It seems to happen overnight. You go to sleep and wake up as usual … only to find the sweet, cuddly, innocent child you knew the night before has become a TWEEN. While this is a gross overstatement, parents often feel blindsided by the changes in their children during the tween years.
So what exactly is a tween? In general, a tween is a youngster between the ages of approximately 9 and 13 who, while not quite a child any longer, is not an adolescent either. In a sense, the tween years are a bridge between childhood and adolescence and a confusing time for children and parents alike. It can feel as though you are living with two different people as their moods shift from loving and open to moody and difficult at the snap of a finger.
On a macro level, tweens have a lot of spending power and are constantly being marketed to on television and in social media.
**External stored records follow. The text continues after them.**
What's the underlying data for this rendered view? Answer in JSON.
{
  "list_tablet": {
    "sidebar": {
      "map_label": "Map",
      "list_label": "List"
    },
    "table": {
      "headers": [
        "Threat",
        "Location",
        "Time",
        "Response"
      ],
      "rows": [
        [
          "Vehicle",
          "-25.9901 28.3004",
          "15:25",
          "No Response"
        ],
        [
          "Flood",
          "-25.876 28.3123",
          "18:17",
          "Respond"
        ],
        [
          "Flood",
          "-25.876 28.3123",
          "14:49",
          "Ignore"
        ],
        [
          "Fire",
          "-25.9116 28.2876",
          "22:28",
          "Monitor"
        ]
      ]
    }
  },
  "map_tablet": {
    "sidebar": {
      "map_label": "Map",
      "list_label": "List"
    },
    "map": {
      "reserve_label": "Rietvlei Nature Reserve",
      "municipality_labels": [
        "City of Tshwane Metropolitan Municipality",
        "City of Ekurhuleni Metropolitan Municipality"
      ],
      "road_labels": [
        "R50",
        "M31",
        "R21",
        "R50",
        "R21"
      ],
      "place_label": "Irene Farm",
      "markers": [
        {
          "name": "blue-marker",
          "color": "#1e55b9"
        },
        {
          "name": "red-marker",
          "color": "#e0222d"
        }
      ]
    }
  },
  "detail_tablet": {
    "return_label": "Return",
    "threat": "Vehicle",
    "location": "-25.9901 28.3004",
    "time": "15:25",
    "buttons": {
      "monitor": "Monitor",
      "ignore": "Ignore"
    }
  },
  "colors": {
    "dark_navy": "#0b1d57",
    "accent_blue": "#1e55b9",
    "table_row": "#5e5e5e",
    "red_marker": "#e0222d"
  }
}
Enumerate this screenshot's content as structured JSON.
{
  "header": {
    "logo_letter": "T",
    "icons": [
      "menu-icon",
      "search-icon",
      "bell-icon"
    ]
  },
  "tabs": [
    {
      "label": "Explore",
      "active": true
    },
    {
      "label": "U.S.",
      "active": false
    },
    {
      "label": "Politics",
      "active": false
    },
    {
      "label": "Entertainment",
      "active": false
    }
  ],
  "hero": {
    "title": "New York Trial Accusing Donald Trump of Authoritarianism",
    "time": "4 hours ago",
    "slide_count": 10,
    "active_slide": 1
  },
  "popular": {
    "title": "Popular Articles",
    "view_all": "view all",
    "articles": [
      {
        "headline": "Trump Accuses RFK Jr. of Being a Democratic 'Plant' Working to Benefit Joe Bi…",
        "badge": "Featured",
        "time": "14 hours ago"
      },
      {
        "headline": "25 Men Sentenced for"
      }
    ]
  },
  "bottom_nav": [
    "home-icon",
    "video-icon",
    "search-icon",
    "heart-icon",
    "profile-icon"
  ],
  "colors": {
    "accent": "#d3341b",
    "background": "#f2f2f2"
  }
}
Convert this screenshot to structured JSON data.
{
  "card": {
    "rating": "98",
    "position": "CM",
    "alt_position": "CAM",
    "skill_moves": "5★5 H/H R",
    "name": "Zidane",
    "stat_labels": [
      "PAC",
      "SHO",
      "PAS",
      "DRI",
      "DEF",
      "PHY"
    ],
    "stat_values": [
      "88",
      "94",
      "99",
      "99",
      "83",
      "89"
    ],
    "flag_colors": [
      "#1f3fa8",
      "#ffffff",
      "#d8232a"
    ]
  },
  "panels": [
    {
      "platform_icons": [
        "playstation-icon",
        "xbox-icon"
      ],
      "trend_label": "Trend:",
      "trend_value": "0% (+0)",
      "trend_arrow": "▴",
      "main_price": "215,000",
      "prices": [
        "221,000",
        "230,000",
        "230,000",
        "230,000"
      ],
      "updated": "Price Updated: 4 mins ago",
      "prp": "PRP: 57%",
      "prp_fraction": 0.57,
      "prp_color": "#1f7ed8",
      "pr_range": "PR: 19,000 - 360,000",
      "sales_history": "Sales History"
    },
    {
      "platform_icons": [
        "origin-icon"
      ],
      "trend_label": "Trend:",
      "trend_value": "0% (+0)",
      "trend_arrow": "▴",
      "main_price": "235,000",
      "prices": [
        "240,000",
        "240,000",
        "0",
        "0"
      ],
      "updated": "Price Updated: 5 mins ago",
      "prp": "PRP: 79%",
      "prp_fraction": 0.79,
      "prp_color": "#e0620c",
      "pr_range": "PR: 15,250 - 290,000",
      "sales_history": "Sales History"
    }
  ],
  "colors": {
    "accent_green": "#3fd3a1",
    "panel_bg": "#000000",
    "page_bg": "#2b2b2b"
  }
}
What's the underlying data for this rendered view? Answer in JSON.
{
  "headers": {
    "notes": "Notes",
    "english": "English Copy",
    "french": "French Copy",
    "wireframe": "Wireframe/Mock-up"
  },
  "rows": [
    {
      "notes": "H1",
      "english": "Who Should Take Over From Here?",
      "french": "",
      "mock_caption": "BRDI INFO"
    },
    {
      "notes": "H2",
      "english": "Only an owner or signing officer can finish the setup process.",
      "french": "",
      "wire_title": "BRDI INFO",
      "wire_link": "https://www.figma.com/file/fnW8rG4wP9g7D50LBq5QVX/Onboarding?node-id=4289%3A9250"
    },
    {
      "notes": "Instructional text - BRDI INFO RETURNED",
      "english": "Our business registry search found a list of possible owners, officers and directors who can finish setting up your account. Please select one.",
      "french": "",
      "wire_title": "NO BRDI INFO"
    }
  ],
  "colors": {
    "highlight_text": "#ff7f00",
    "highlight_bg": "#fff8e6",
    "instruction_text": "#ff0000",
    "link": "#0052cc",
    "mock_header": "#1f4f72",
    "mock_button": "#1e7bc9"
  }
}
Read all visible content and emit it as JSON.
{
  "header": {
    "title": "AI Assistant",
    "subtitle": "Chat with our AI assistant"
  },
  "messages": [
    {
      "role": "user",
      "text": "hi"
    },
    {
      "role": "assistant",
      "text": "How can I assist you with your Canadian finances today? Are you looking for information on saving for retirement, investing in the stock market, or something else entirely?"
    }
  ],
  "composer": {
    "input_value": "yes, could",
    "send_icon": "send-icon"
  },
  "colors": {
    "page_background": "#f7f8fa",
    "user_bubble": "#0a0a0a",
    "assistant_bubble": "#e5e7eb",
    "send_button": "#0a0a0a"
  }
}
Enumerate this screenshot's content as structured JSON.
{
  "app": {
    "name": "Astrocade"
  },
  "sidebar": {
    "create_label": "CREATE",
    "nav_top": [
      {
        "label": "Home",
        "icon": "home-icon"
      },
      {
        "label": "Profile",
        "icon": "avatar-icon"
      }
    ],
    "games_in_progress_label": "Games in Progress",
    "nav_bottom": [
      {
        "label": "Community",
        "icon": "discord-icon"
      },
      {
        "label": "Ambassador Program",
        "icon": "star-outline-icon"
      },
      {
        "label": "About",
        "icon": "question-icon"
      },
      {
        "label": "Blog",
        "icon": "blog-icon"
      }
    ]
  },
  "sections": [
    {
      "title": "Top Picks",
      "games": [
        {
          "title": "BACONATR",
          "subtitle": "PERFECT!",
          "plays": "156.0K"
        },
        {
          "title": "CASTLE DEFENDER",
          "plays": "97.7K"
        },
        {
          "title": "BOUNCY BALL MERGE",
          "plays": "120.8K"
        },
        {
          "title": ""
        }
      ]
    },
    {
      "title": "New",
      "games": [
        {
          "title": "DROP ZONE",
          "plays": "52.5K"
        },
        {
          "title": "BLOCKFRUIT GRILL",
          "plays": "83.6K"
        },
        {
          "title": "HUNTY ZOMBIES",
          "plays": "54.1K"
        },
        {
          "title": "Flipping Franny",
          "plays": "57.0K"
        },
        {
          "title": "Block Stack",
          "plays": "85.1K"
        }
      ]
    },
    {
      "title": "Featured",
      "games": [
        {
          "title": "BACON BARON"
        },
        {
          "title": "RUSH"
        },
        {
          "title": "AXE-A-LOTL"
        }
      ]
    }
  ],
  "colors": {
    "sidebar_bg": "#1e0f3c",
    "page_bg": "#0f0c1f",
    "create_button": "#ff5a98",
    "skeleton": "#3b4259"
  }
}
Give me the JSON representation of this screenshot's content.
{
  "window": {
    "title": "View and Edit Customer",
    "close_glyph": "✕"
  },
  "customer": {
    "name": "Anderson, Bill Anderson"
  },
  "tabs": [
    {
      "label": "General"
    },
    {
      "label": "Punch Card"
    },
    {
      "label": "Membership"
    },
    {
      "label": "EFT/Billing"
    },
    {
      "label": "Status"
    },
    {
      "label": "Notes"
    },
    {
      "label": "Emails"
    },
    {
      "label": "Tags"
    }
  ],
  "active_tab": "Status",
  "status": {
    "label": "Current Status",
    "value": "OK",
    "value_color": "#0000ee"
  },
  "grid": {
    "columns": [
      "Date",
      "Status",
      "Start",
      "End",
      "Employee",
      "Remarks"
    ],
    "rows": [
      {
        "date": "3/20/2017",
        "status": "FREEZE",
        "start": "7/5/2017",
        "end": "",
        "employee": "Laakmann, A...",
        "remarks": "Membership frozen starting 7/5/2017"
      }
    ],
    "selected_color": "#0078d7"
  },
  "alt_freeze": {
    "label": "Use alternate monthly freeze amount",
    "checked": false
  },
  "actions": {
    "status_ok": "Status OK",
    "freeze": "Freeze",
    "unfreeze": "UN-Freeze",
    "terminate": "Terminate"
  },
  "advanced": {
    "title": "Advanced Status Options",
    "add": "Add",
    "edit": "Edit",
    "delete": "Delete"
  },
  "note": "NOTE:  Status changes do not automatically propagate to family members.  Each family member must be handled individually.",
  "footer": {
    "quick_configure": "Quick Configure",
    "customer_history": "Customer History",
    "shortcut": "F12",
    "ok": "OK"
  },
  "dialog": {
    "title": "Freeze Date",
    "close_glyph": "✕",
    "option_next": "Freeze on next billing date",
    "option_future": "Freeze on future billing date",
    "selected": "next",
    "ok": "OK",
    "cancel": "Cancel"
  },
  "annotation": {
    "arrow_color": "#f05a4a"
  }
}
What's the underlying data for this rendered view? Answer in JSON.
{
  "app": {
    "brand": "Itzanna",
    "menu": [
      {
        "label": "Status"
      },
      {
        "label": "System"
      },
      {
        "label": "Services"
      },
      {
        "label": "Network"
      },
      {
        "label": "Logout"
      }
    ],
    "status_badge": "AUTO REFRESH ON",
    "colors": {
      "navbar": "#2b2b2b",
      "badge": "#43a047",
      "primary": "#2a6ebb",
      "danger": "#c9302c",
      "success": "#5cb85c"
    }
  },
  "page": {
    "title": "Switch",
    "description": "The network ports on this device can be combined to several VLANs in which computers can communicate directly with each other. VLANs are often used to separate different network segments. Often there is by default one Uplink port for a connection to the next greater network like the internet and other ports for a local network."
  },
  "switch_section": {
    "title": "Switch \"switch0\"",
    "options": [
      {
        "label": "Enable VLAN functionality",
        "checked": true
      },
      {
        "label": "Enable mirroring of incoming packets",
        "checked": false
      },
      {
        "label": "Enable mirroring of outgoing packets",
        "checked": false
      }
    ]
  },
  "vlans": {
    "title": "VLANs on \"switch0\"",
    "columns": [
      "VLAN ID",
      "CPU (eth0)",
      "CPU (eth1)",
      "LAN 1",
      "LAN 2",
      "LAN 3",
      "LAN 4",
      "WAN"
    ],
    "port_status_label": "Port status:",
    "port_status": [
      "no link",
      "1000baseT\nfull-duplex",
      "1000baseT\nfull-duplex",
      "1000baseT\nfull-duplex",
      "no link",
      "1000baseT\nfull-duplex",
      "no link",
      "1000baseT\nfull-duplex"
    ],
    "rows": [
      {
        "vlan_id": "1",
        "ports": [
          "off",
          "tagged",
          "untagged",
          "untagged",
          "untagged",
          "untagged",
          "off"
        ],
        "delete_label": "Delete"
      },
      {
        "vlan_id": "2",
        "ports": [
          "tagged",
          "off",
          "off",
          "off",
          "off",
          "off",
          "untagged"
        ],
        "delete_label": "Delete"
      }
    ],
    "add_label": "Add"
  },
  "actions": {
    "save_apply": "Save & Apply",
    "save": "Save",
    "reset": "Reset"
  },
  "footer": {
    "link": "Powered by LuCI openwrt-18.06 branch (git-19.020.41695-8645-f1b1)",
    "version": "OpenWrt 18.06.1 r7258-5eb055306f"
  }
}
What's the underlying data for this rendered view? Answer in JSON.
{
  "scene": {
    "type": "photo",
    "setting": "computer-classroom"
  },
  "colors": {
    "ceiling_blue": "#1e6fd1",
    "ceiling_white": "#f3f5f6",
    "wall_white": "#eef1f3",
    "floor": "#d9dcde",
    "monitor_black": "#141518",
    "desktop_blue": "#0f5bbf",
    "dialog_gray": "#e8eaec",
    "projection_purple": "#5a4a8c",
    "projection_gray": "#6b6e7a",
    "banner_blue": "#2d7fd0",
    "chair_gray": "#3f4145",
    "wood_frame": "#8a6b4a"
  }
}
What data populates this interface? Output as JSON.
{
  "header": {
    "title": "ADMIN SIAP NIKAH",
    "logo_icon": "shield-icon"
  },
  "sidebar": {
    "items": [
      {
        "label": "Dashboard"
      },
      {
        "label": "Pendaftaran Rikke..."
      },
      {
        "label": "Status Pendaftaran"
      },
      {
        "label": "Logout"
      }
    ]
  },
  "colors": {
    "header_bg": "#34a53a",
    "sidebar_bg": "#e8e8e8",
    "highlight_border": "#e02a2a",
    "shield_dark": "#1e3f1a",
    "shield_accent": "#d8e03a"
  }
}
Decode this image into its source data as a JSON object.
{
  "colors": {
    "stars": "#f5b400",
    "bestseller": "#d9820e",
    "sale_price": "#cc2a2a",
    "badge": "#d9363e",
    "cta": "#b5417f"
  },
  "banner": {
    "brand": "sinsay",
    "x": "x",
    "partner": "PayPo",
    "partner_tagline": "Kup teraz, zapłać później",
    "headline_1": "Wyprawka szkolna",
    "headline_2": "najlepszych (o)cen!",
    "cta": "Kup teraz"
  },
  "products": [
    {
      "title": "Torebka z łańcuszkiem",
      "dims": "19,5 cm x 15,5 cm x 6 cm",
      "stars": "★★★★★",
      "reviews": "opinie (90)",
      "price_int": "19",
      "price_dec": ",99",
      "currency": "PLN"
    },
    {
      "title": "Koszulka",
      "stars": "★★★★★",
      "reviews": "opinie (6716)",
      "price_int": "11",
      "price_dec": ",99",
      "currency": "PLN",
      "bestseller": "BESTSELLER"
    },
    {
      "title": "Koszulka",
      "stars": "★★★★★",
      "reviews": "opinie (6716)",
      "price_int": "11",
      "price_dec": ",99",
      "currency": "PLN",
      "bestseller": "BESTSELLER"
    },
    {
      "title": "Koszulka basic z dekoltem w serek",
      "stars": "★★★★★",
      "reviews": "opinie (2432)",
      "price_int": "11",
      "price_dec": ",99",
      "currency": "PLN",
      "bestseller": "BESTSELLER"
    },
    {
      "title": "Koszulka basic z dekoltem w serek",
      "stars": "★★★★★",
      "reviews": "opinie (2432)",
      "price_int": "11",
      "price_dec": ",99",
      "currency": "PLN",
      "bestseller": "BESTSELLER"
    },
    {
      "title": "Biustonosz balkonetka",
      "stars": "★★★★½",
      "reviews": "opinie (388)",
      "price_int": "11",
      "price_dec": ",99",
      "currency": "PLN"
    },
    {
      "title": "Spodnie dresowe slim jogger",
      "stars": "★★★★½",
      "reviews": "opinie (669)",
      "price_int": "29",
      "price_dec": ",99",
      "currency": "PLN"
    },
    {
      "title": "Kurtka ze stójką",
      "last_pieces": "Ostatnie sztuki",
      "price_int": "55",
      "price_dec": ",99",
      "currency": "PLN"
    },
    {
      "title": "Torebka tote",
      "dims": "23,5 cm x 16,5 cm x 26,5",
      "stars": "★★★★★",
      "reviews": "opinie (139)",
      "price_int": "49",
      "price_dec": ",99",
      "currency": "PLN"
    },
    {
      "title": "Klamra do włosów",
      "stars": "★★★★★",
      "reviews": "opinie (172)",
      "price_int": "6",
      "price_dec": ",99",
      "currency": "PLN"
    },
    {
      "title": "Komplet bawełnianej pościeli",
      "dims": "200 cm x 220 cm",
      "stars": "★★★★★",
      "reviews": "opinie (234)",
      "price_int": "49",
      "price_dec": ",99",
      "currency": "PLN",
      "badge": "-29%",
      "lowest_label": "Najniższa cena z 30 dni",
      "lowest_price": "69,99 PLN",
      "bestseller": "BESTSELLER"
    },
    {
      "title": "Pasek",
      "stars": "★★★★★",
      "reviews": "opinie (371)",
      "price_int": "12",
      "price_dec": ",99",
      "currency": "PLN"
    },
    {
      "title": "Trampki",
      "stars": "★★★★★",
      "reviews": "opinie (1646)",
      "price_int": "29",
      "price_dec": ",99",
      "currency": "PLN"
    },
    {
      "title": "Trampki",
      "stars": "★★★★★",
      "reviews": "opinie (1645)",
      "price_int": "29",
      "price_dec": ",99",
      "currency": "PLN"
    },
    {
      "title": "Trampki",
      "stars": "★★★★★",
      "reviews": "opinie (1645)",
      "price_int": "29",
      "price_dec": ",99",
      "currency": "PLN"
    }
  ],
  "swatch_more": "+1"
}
Hannah Montana, One Direction, and the more recent The Fault in our Stars book and movie have benefited immensely from this age group. Some child experts feel that our kids are growing up too fast, that they are exposed to scenarios of violence, sex and substance use far too early in their development. The dilemma for tweens is this: Do they shift to the fast track, or do they stay younger longer?
During this time, your child is facing multiple changes physically, mentally, socially, and emotionally. For girls, puberty can start as early as 9 or 10. In addition to the many physical changes they experience, the onset of their periods brings about hormonal changes as well. Girls at this age may become very self-conscious about their looks, the clothes they wear, and where they fit in socially. Boys, too, often feel anxious about fitting in socially and the changes that are occurring with puberty. Both feel the added pressure of school as they transition from elementary to middle school.
Given all that they are facing, it is natural that mood swings develop. For your own sanity as a parent, it is important to come up with strategies to deal with these moods.
Some useful strategies:
- Your children may be developmentally more able to tune in to their feelings at this stage. Getting them to express their feelings eliminates the guess work on your end and may open up the conversation more easily.
- Rather than talking, your children may occasionally need some time alone. Suggest listening to music, reading a book, writing in a journal, or another activity that allows them to decompress in a way that they enjoy.
- Do not dismiss your children’s feelings as silly or irrelevant. While we may have 20/20 hindsight as adults, our children’s feelings are real for them. Provide reassurance and support.
- Be sure to set limits. While you want to encourage your children to express their feelings, your expectation should always be that such expression occurs without physical aggression, extreme outbursts, or disrespect.
- Try not to lose your temper as your children are losing theirs. Having two angry people yelling at each other is unproductive and upsetting for all involved.
- Be prepared for changes, but don’t assume your children will become impossible to be around. Some children have a smooth transition, while others don’t experience this shift until well into their adolescence.
Another way to help with this time of life is to let your children see the power they have to make positive change. This is an optimal time to introduce the concept of empathy toward those around them. Volunteer with them to serve a meal at a homeless shelter, encourage them to donate to causes that are important to them, suggest they help a younger child to read. The options are numerous. Not only will this give them a sense of their own ability to make a difference in a positive way, but it will allow them to look at others with more compassion.
This stage of your child’s life can be exciting, frustrating, positive, and challenging all at the same time. Approaching it with compassion, understanding, firm limits, and a sense of humor can help ease these tween years.